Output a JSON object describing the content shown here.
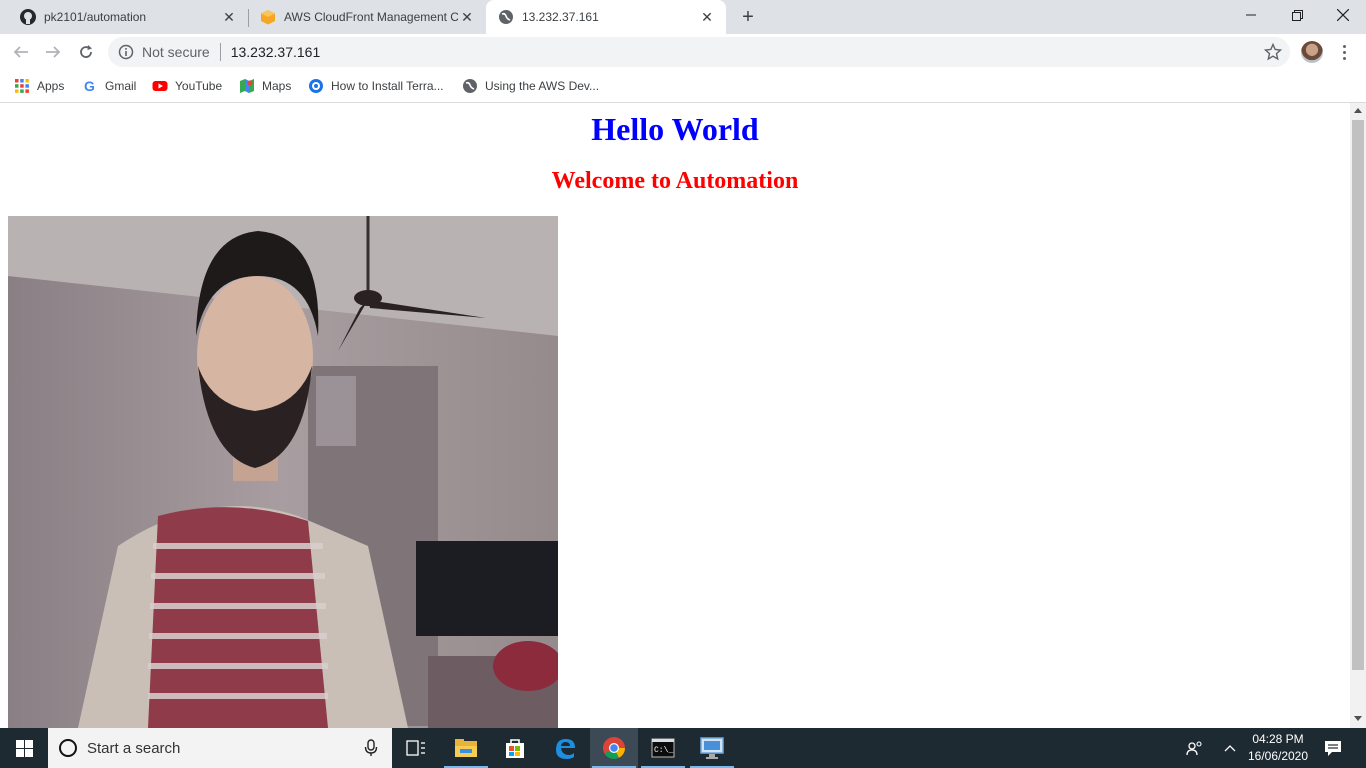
{
  "tabs": [
    {
      "title": "pk2101/automation",
      "icon": "github-icon",
      "active": false
    },
    {
      "title": "AWS CloudFront Management Co",
      "icon": "aws-box-icon",
      "active": false
    },
    {
      "title": "13.232.37.161",
      "icon": "globe-icon",
      "active": true
    }
  ],
  "omnibox": {
    "security_label": "Not secure",
    "url": "13.232.37.161"
  },
  "bookmarks": [
    {
      "label": "Apps",
      "icon": "apps-grid-icon"
    },
    {
      "label": "Gmail",
      "icon": "google-icon"
    },
    {
      "label": "YouTube",
      "icon": "youtube-icon"
    },
    {
      "label": "Maps",
      "icon": "maps-icon"
    },
    {
      "label": "How to Install Terra...",
      "icon": "bookmark-site-icon"
    },
    {
      "label": "Using the AWS Dev...",
      "icon": "globe-icon"
    }
  ],
  "page": {
    "heading": "Hello World",
    "subheading": "Welcome to Automation",
    "heading_color": "#0000ff",
    "subheading_color": "#ff0000"
  },
  "taskbar": {
    "search_placeholder": "Start a search",
    "time": "04:28 PM",
    "date": "16/06/2020",
    "accent": "#76b9ed"
  }
}
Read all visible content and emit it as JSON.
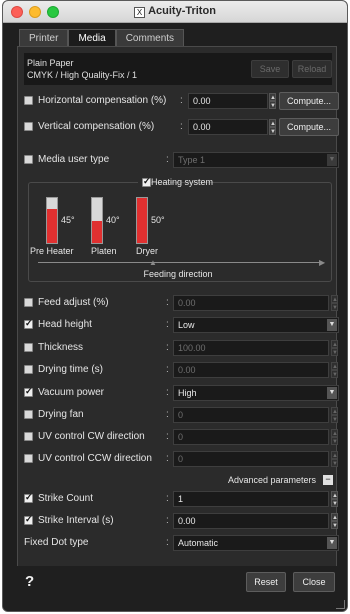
{
  "window": {
    "title": "Acuity-Triton",
    "app_icon_glyph": "X"
  },
  "tabs": [
    {
      "label": "Printer",
      "active": false
    },
    {
      "label": "Media",
      "active": true
    },
    {
      "label": "Comments",
      "active": false
    }
  ],
  "media": {
    "name": "Plain Paper",
    "description": "CMYK / High Quality-Fix / 1",
    "save_label": "Save",
    "reload_label": "Reload"
  },
  "compensation": {
    "horizontal": {
      "label": "Horizontal compensation (%)",
      "checked": false,
      "value": "0.00",
      "button": "Compute..."
    },
    "vertical": {
      "label": "Vertical compensation (%)",
      "checked": false,
      "value": "0.00",
      "button": "Compute..."
    }
  },
  "media_user_type": {
    "label": "Media user type",
    "checked": false,
    "value": "Type 1"
  },
  "heating": {
    "label": "Heating system",
    "checked": true,
    "heaters": [
      {
        "name": "Pre Heater",
        "value": "45°",
        "level": 0.75
      },
      {
        "name": "Platen",
        "value": "40°",
        "level": 0.5
      },
      {
        "name": "Dryer",
        "value": "50°",
        "level": 1.0
      }
    ],
    "feed_label": "Feeding direction"
  },
  "params": {
    "feed_adjust": {
      "label": "Feed adjust (%)",
      "checked": false,
      "value": "0.00"
    },
    "head_height": {
      "label": "Head height",
      "checked": true,
      "value": "Low"
    },
    "thickness": {
      "label": "Thickness",
      "checked": false,
      "value": "100.00"
    },
    "drying_time": {
      "label": "Drying time (s)",
      "checked": false,
      "value": "0.00"
    },
    "vacuum_power": {
      "label": "Vacuum power",
      "checked": true,
      "value": "High"
    },
    "drying_fan": {
      "label": "Drying fan",
      "checked": false,
      "value": "0"
    },
    "uv_cw": {
      "label": "UV control CW direction",
      "checked": false,
      "value": "0"
    },
    "uv_ccw": {
      "label": "UV control CCW direction",
      "checked": false,
      "value": "0"
    }
  },
  "advanced": {
    "label": "Advanced parameters",
    "toggle": "−"
  },
  "strike": {
    "count": {
      "label": "Strike Count",
      "checked": true,
      "value": "1"
    },
    "interval": {
      "label": "Strike Interval (s)",
      "checked": true,
      "value": "0.00"
    }
  },
  "fixed_dot": {
    "label": "Fixed Dot type",
    "value": "Automatic"
  },
  "footer": {
    "help": "?",
    "reset_label": "Reset",
    "close_label": "Close"
  },
  "colors": {
    "accent_red": "#e03030",
    "panel_bg": "#2b2b2b"
  }
}
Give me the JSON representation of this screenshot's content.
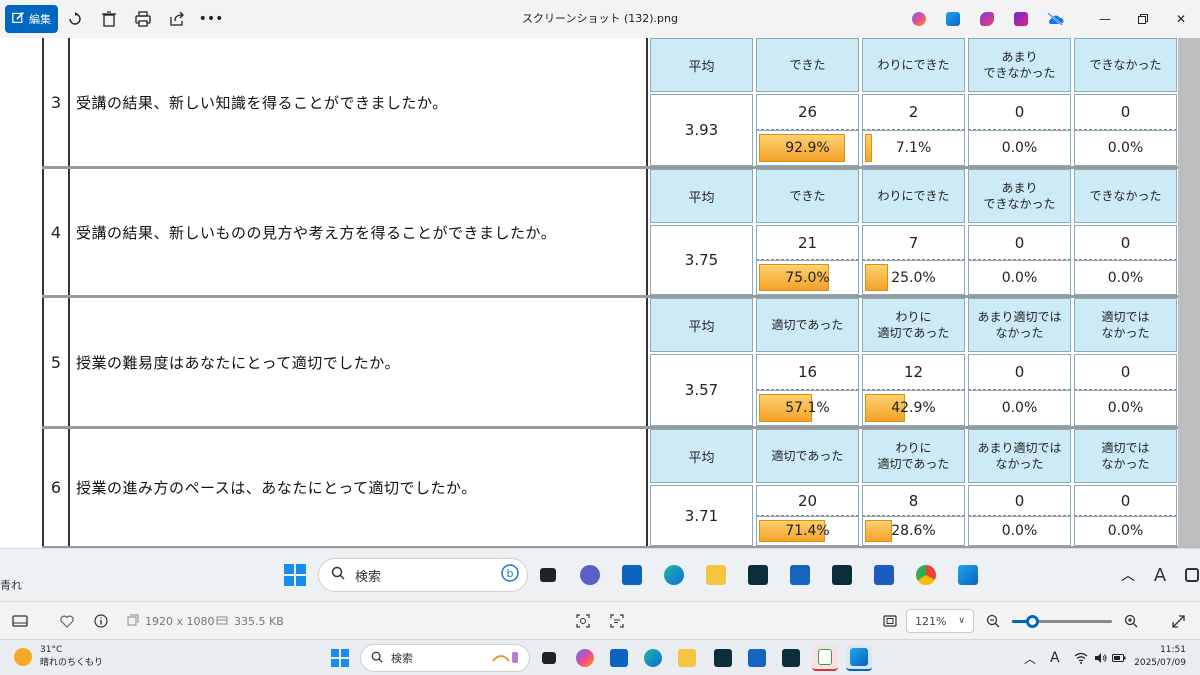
{
  "titlebar": {
    "edit_label": "編集",
    "window_title": "スクリーンショット (132).png"
  },
  "survey_rows": [
    {
      "number": "3",
      "question": "受講の結果、新しい知識を得ることができましたか。",
      "avg_label": "平均",
      "avg_value": "3.93",
      "options": [
        {
          "label": "できた",
          "count": "26",
          "percent": "92.9%",
          "fraction": 0.929
        },
        {
          "label": "わりにできた",
          "count": "2",
          "percent": "7.1%",
          "fraction": 0.071
        },
        {
          "label": "あまり\nできなかった",
          "count": "0",
          "percent": "0.0%",
          "fraction": 0
        },
        {
          "label": "できなかった",
          "count": "0",
          "percent": "0.0%",
          "fraction": 0
        }
      ]
    },
    {
      "number": "4",
      "question": "受講の結果、新しいものの見方や考え方を得ることができましたか。",
      "avg_label": "平均",
      "avg_value": "3.75",
      "options": [
        {
          "label": "できた",
          "count": "21",
          "percent": "75.0%",
          "fraction": 0.75
        },
        {
          "label": "わりにできた",
          "count": "7",
          "percent": "25.0%",
          "fraction": 0.25
        },
        {
          "label": "あまり\nできなかった",
          "count": "0",
          "percent": "0.0%",
          "fraction": 0
        },
        {
          "label": "できなかった",
          "count": "0",
          "percent": "0.0%",
          "fraction": 0
        }
      ]
    },
    {
      "number": "5",
      "question": "授業の難易度はあなたにとって適切でしたか。",
      "avg_label": "平均",
      "avg_value": "3.57",
      "options": [
        {
          "label": "適切であった",
          "count": "16",
          "percent": "57.1%",
          "fraction": 0.571
        },
        {
          "label": "わりに\n適切であった",
          "count": "12",
          "percent": "42.9%",
          "fraction": 0.429
        },
        {
          "label": "あまり適切では\nなかった",
          "count": "0",
          "percent": "0.0%",
          "fraction": 0
        },
        {
          "label": "適切では\nなかった",
          "count": "0",
          "percent": "0.0%",
          "fraction": 0
        }
      ]
    },
    {
      "number": "6",
      "question": "授業の進み方のペースは、あなたにとって適切でしたか。",
      "avg_label": "平均",
      "avg_value": "3.71",
      "options": [
        {
          "label": "適切であった",
          "count": "20",
          "percent": "71.4%",
          "fraction": 0.714
        },
        {
          "label": "わりに\n適切であった",
          "count": "8",
          "percent": "28.6%",
          "fraction": 0.286
        },
        {
          "label": "あまり適切では\nなかった",
          "count": "0",
          "percent": "0.0%",
          "fraction": 0
        },
        {
          "label": "適切では\nなかった",
          "count": "0",
          "percent": "0.0%",
          "fraction": 0
        }
      ]
    }
  ],
  "inner_taskbar": {
    "left_text": "青れ",
    "search_placeholder": "検索"
  },
  "infobar": {
    "dimensions": "1920 x 1080",
    "file_size": "335.5 KB",
    "zoom_value": "121%",
    "zoom_fraction": 0.2
  },
  "taskbar": {
    "temperature": "31°C",
    "weather_text": "晴れのちくもり",
    "search_placeholder": "検索",
    "time": "11:51",
    "date": "2025/07/09",
    "ime": "A"
  },
  "colors": {
    "accent": "#0067c0",
    "header_bg": "#cdeaf7",
    "bar_fill": "#f3a22a"
  }
}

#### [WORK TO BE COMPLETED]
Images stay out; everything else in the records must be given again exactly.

#### [EXPECTED ANSWER]
Output a JSON object describing the content shown here.
{
  "tabs": [
    {
      "title": "pk2101/automation",
      "icon": "github-icon",
      "active": false
    },
    {
      "title": "AWS CloudFront Management Co",
      "icon": "aws-box-icon",
      "active": false
    },
    {
      "title": "13.232.37.161",
      "icon": "globe-icon",
      "active": true
    }
  ],
  "omnibox": {
    "security_label": "Not secure",
    "url": "13.232.37.161"
  },
  "bookmarks": [
    {
      "label": "Apps",
      "icon": "apps-grid-icon"
    },
    {
      "label": "Gmail",
      "icon": "google-icon"
    },
    {
      "label": "YouTube",
      "icon": "youtube-icon"
    },
    {
      "label": "Maps",
      "icon": "maps-icon"
    },
    {
      "label": "How to Install Terra...",
      "icon": "bookmark-site-icon"
    },
    {
      "label": "Using the AWS Dev...",
      "icon": "globe-icon"
    }
  ],
  "page": {
    "heading": "Hello World",
    "subheading": "Welcome to Automation",
    "heading_color": "#0000ff",
    "subheading_color": "#ff0000"
  },
  "taskbar": {
    "search_placeholder": "Start a search",
    "time": "04:28 PM",
    "date": "16/06/2020",
    "accent": "#76b9ed"
  }
}
Read all visible content and emit it as JSON.
{
  "window": {
    "title": "Acuity-Triton",
    "app_icon_glyph": "X"
  },
  "tabs": [
    {
      "label": "Printer",
      "active": false
    },
    {
      "label": "Media",
      "active": true
    },
    {
      "label": "Comments",
      "active": false
    }
  ],
  "media": {
    "name": "Plain Paper",
    "description": "CMYK / High Quality-Fix / 1",
    "save_label": "Save",
    "reload_label": "Reload"
  },
  "compensation": {
    "horizontal": {
      "label": "Horizontal compensation (%)",
      "checked": false,
      "value": "0.00",
      "button": "Compute..."
    },
    "vertical": {
      "label": "Vertical compensation (%)",
      "checked": false,
      "value": "0.00",
      "button": "Compute..."
    }
  },
  "media_user_type": {
    "label": "Media user type",
    "checked": false,
    "value": "Type 1"
  },
  "heating": {
    "label": "Heating system",
    "checked": true,
    "heaters": [
      {
        "name": "Pre Heater",
        "value": "45°",
        "level": 0.75
      },
      {
        "name": "Platen",
        "value": "40°",
        "level": 0.5
      },
      {
        "name": "Dryer",
        "value": "50°",
        "level": 1.0
      }
    ],
    "feed_label": "Feeding direction"
  },
  "params": {
    "feed_adjust": {
      "label": "Feed adjust (%)",
      "checked": false,
      "value": "0.00"
    },
    "head_height": {
      "label": "Head height",
      "checked": true,
      "value": "Low"
    },
    "thickness": {
      "label": "Thickness",
      "checked": false,
      "value": "100.00"
    },
    "drying_time": {
      "label": "Drying time (s)",
      "checked": false,
      "value": "0.00"
    },
    "vacuum_power": {
      "label": "Vacuum power",
      "checked": true,
      "value": "High"
    },
    "drying_fan": {
      "label": "Drying fan",
      "checked": false,
      "value": "0"
    },
    "uv_cw": {
      "label": "UV control CW direction",
      "checked": false,
      "value": "0"
    },
    "uv_ccw": {
      "label": "UV control CCW direction",
      "checked": false,
      "value": "0"
    }
  },
  "advanced": {
    "label": "Advanced parameters",
    "toggle": "−"
  },
  "strike": {
    "count": {
      "label": "Strike Count",
      "checked": true,
      "value": "1"
    },
    "interval": {
      "label": "Strike Interval (s)",
      "checked": true,
      "value": "0.00"
    }
  },
  "fixed_dot": {
    "label": "Fixed Dot type",
    "value": "Automatic"
  },
  "footer": {
    "help": "?",
    "reset_label": "Reset",
    "close_label": "Close"
  },
  "colors": {
    "accent_red": "#e03030",
    "panel_bg": "#2b2b2b"
  }
}
Give me the JSON representation of this screenshot's content.
{
  "titlebar": {
    "edit_label": "編集",
    "window_title": "スクリーンショット (132).png"
  },
  "survey_rows": [
    {
      "number": "3",
      "question": "受講の結果、新しい知識を得ることができましたか。",
      "avg_label": "平均",
      "avg_value": "3.93",
      "options": [
        {
          "label": "できた",
          "count": "26",
          "percent": "92.9%",
          "fraction": 0.929
        },
        {
          "label": "わりにできた",
          "count": "2",
          "percent": "7.1%",
          "fraction": 0.071
        },
        {
          "label": "あまり\nできなかった",
          "count": "0",
          "percent": "0.0%",
          "fraction": 0
        },
        {
          "label": "できなかった",
          "count": "0",
          "percent": "0.0%",
          "fraction": 0
        }
      ]
    },
    {
      "number": "4",
      "question": "受講の結果、新しいものの見方や考え方を得ることができましたか。",
      "avg_label": "平均",
      "avg_value": "3.75",
      "options": [
        {
          "label": "できた",
          "count": "21",
          "percent": "75.0%",
          "fraction": 0.75
        },
        {
          "label": "わりにできた",
          "count": "7",
          "percent": "25.0%",
          "fraction": 0.25
        },
        {
          "label": "あまり\nできなかった",
          "count": "0",
          "percent": "0.0%",
          "fraction": 0
        },
        {
          "label": "できなかった",
          "count": "0",
          "percent": "0.0%",
          "fraction": 0
        }
      ]
    },
    {
      "number": "5",
      "question": "授業の難易度はあなたにとって適切でしたか。",
      "avg_label": "平均",
      "avg_value": "3.57",
      "options": [
        {
          "label": "適切であった",
          "count": "16",
          "percent": "57.1%",
          "fraction": 0.571
        },
        {
          "label": "わりに\n適切であった",
          "count": "12",
          "percent": "42.9%",
          "fraction": 0.429
        },
        {
          "label": "あまり適切では\nなかった",
          "count": "0",
          "percent": "0.0%",
          "fraction": 0
        },
        {
          "label": "適切では\nなかった",
          "count": "0",
          "percent": "0.0%",
          "fraction": 0
        }
      ]
    },
    {
      "number": "6",
      "question": "授業の進み方のペースは、あなたにとって適切でしたか。",
      "avg_label": "平均",
      "avg_value": "3.71",
      "options": [
        {
          "label": "適切であった",
          "count": "20",
          "percent": "71.4%",
          "fraction": 0.714
        },
        {
          "label": "わりに\n適切であった",
          "count": "8",
          "percent": "28.6%",
          "fraction": 0.286
        },
        {
          "label": "あまり適切では\nなかった",
          "count": "0",
          "percent": "0.0%",
          "fraction": 0
        },
        {
          "label": "適切では\nなかった",
          "count": "0",
          "percent": "0.0%",
          "fraction": 0
        }
      ]
    }
  ],
  "inner_taskbar": {
    "left_text": "青れ",
    "search_placeholder": "検索"
  },
  "infobar": {
    "dimensions": "1920 x 1080",
    "file_size": "335.5 KB",
    "zoom_value": "121%",
    "zoom_fraction": 0.2
  },
  "taskbar": {
    "temperature": "31°C",
    "weather_text": "晴れのちくもり",
    "search_placeholder": "検索",
    "time": "11:51",
    "date": "2025/07/09",
    "ime": "A"
  },
  "colors": {
    "accent": "#0067c0",
    "header_bg": "#cdeaf7",
    "bar_fill": "#f3a22a"
  }
}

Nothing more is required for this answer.